Somali Pirates in the News

The airwaves have been quite full with the news of Somali Pirates these past few years. So it’s no wonder that whenever I give a talk about our world circumnavigation on a 43-foot catamaran, one of the first questions asked is about pirates. How did it feel sailing through Pirate Alley from Oman to Aden?  We formed a CONVOY of five sailboats, but even then, it was scary.  Some pirates shoot first, then take over the sailboat, especially if it is a nice one like Pacific Bliss that can be used as one of their “mother” ships.

This is from my website blog of March 10, 2007 @ 13º37 N, 48º21 E, with 200 miles to go to Aden, Yemen @ http://www.pacificbliss.com/journal164.htm

“Out here, I have the sense that the entire world out here is on red alert. It is in the air. Yet nothing is happening in our little world. And we don’t WANT something to happen.

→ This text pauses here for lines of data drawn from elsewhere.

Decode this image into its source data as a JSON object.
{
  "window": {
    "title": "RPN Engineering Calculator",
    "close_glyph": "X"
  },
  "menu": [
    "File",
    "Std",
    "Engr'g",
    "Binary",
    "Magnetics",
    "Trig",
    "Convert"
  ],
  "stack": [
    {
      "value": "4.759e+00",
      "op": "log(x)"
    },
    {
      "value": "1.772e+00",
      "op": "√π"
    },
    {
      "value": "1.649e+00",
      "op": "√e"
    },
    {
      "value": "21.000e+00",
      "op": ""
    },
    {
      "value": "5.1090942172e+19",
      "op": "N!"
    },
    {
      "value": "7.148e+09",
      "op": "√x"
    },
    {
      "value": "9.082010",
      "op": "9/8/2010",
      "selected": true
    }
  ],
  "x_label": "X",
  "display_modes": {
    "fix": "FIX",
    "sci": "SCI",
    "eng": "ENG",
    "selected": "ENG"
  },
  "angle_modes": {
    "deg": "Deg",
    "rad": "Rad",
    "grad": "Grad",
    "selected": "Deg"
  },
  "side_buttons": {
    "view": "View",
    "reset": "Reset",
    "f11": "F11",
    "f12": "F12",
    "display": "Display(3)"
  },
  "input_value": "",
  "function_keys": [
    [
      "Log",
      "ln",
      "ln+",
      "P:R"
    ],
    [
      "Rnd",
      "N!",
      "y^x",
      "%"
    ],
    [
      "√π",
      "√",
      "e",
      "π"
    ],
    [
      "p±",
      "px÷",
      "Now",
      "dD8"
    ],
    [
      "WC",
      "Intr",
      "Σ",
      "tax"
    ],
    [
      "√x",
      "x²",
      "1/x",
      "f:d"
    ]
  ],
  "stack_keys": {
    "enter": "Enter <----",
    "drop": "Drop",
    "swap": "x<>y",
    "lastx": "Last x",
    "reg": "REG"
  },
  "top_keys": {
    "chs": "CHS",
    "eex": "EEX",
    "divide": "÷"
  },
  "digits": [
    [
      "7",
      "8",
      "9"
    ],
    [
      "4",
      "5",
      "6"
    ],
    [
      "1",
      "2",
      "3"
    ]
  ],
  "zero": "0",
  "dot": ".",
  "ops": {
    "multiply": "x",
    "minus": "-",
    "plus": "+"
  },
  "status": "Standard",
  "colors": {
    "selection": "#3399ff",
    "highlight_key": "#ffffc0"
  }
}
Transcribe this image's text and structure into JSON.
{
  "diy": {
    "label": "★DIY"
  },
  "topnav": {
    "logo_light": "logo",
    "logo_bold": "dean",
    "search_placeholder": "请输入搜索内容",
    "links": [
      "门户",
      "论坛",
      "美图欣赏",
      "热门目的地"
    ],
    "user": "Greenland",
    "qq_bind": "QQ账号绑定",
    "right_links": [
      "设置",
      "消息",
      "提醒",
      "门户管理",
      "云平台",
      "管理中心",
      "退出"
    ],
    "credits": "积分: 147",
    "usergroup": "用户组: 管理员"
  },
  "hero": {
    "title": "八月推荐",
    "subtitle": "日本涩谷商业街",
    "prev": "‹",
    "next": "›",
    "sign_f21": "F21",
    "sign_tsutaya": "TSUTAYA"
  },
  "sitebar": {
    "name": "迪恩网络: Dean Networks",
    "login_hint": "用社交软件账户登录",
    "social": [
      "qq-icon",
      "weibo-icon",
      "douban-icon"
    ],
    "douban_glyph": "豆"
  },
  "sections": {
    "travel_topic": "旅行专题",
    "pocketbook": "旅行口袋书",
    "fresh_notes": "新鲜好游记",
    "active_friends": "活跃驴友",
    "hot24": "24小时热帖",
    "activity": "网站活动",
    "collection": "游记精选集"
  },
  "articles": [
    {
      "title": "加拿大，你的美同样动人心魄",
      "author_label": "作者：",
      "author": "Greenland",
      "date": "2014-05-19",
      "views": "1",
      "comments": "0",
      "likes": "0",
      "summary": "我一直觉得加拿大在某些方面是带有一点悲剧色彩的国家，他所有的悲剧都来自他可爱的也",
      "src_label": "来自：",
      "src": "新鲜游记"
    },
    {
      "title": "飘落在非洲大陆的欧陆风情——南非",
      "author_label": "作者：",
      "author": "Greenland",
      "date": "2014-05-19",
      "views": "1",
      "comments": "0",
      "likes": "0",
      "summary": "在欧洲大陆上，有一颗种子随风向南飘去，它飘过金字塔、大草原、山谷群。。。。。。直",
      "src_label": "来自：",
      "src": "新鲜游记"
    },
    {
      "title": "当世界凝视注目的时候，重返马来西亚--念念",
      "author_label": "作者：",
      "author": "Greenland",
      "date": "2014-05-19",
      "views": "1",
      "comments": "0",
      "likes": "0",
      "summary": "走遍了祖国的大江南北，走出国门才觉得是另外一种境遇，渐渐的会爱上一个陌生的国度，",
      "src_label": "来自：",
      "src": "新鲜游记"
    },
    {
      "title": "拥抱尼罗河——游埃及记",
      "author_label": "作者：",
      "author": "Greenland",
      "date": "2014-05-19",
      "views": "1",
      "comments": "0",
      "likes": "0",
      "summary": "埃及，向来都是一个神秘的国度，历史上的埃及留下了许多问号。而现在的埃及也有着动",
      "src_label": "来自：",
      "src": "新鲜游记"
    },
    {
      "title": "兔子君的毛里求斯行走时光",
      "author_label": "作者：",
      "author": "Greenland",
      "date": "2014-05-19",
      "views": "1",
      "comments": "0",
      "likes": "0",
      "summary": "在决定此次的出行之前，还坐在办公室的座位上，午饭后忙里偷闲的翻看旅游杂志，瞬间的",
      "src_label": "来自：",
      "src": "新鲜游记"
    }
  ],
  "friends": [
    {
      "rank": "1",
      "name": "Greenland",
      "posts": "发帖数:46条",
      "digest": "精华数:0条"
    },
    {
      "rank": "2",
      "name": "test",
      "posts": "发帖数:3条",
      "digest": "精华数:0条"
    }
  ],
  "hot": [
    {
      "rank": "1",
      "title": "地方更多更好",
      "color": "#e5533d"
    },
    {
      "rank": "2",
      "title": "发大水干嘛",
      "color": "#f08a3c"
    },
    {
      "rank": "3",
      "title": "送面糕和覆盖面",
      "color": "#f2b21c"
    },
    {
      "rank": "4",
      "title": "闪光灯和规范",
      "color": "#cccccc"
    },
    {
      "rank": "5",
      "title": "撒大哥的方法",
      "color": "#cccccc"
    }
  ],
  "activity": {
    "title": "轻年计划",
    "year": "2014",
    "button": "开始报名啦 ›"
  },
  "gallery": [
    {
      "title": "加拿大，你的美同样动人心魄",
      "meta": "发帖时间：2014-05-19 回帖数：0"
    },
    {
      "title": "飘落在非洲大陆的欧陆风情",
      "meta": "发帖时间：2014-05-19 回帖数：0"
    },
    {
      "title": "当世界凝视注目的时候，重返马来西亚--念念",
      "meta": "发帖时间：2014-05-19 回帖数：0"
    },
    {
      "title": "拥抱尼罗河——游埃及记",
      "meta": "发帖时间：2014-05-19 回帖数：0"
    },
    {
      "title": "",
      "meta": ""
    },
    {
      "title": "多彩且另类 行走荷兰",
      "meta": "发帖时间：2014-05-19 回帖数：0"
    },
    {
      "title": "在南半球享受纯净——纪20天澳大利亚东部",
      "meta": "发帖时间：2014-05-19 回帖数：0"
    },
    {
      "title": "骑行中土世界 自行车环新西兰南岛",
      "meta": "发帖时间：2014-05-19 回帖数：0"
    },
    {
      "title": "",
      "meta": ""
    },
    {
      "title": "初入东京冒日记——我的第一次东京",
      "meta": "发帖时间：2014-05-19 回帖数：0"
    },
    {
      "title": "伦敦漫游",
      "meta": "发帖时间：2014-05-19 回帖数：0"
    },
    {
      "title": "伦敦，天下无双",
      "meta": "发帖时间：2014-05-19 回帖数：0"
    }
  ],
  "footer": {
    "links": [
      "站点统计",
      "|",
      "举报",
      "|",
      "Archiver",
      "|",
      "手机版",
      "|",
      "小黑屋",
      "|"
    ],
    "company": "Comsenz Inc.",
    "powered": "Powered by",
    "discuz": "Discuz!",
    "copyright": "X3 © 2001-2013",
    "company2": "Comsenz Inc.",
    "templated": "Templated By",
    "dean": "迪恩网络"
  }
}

The guys on the commercial ships, the captains of our sailing convoys, and most certainly the troops on the coalition ship patrolling the area are all hyperactive; I sense all of this bottled-up energy floating around, with no place to go. There’s no way to release it. Laps around Pacific Bliss? Not such a good idea when we’re moving along. Push-ups or calisthenics? Too hot, and water for showers is limited. If there were a good wind, we’d be adjusting sails, automatically swaying to the motion—good isometric exercise. But under the hot sun on a flat sea? Nothing. There is no way to relieve the tension.”

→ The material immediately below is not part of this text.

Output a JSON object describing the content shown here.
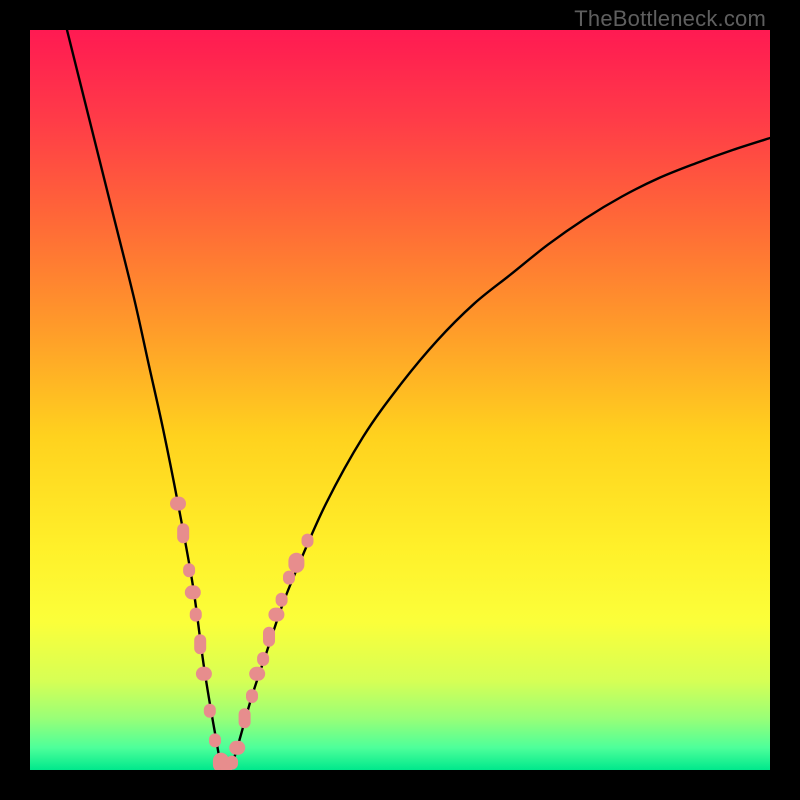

November 14, 2010: The Chandlers are Finally Freed!

For the past 388 days, Paul and Rachel Chandler have been held captive when their sailboat was hijacked by Somali Pirates in the Indian Ocean. Relatives in Britain disclosed that one of the main hurdles they faced in their efforts to secure the Chandlers’ release was the refusal of some pirates to accept that they were not millionaires.  Ransom negotiations broke down several times during the Kent couple’s 388-day ordeal because pirate leaders refused to believe that more money could not be raised.

“Throughout the protracted discussions…it has been a difficult task for the family to get across the message that these were two retired people on a sailing trip on a small private yacht,” the couple’s relatives said in a statement. “[They are] not part of a major commercial enterprise involving tens of millions of pounds of assets. Thankfully, common sense finally prevailed and a solution was obtained for their release.”

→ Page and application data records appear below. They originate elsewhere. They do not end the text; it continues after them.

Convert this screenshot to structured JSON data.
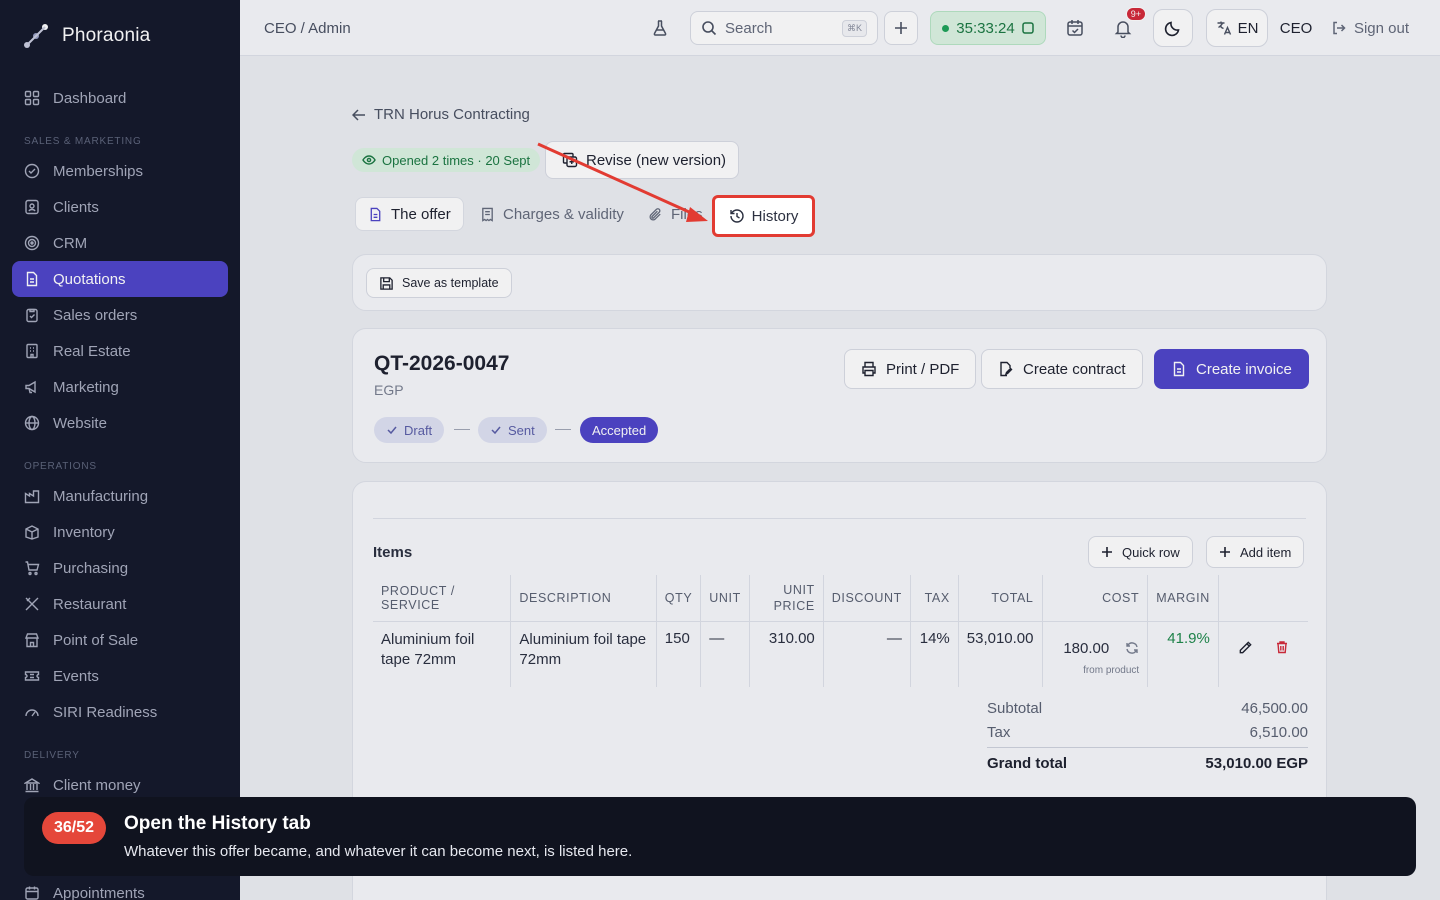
{
  "app": {
    "name": "Phoraonia"
  },
  "sidebar": {
    "top_item": {
      "label": "Dashboard",
      "icon": "dashboard-icon"
    },
    "sections": [
      {
        "title": "SALES & MARKETING",
        "items": [
          {
            "label": "Memberships",
            "icon": "check-circle-icon"
          },
          {
            "label": "Clients",
            "icon": "contact-icon"
          },
          {
            "label": "CRM",
            "icon": "target-icon"
          },
          {
            "label": "Quotations",
            "icon": "document-icon",
            "active": true
          },
          {
            "label": "Sales orders",
            "icon": "clipboard-icon"
          },
          {
            "label": "Real Estate",
            "icon": "building-icon"
          },
          {
            "label": "Marketing",
            "icon": "megaphone-icon"
          },
          {
            "label": "Website",
            "icon": "globe-icon"
          }
        ]
      },
      {
        "title": "OPERATIONS",
        "items": [
          {
            "label": "Manufacturing",
            "icon": "factory-icon"
          },
          {
            "label": "Inventory",
            "icon": "inventory-icon"
          },
          {
            "label": "Purchasing",
            "icon": "cart-icon"
          },
          {
            "label": "Restaurant",
            "icon": "utensils-icon"
          },
          {
            "label": "Point of Sale",
            "icon": "store-icon"
          },
          {
            "label": "Events",
            "icon": "ticket-icon"
          },
          {
            "label": "SIRI Readiness",
            "icon": "gauge-icon"
          }
        ]
      },
      {
        "title": "DELIVERY",
        "items": [
          {
            "label": "Client money",
            "icon": "bank-icon"
          },
          {
            "label": "Appointments",
            "icon": "calendar-icon"
          }
        ]
      }
    ]
  },
  "topbar": {
    "breadcrumb": "CEO / Admin",
    "search_placeholder": "Search",
    "search_shortcut": "⌘K",
    "timer": "35:33:24",
    "notifications_badge": "9+",
    "language": "EN",
    "role": "CEO",
    "sign_out": "Sign out"
  },
  "page": {
    "back_label": "TRN Horus Contracting",
    "opened_pill": "Opened 2 times · 20 Sept",
    "revise_button": "Revise (new version)",
    "tabs": [
      "The offer",
      "Charges & validity",
      "Files",
      "History"
    ],
    "save_template": "Save as template"
  },
  "quote": {
    "number": "QT-2026-0047",
    "currency": "EGP",
    "actions": {
      "print": "Print / PDF",
      "contract": "Create contract",
      "invoice": "Create invoice"
    },
    "steps": [
      "Draft",
      "Sent",
      "Accepted"
    ]
  },
  "items": {
    "title": "Items",
    "quick_row": "Quick row",
    "add_item": "Add item",
    "columns": [
      "PRODUCT / SERVICE",
      "DESCRIPTION",
      "QTY",
      "UNIT",
      "UNIT PRICE",
      "DISCOUNT",
      "TAX",
      "TOTAL",
      "COST",
      "MARGIN"
    ],
    "rows": [
      {
        "product": "Aluminium foil tape 72mm",
        "description": "Aluminium foil tape 72mm",
        "qty": "150",
        "unit": "—",
        "unit_price": "310.00",
        "discount": "—",
        "tax": "14%",
        "total": "53,010.00",
        "cost": "180.00",
        "cost_note": "from product",
        "margin": "41.9%"
      }
    ],
    "totals": {
      "subtotal_label": "Subtotal",
      "subtotal": "46,500.00",
      "tax_label": "Tax",
      "tax": "6,510.00",
      "grand_label": "Grand total",
      "grand": "53,010.00 EGP"
    }
  },
  "tour": {
    "step": "36/52",
    "title": "Open the History tab",
    "description": "Whatever this offer became, and whatever it can become next, is listed here."
  },
  "colors": {
    "accent": "#4f46c9",
    "sidebar": "#15192b",
    "highlight": "#e23b32",
    "success": "#1c7a43",
    "margin": "#1f8a4c",
    "danger": "#d42a3a"
  }
}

Reportedly, Mr. and Mrs. Chandler had ploughed their lifesavings into their 38ft yacht, Lynn Rival, and had even sold their house in Tunbridge Wells, U.K. to fund their retirement on the ocean.

http://www.washingtontimes.com/news/2010/nov/14/british-couple-freed-somali-pirates-after-1-year/

Yemini Fishermen Approach Pacific Bliss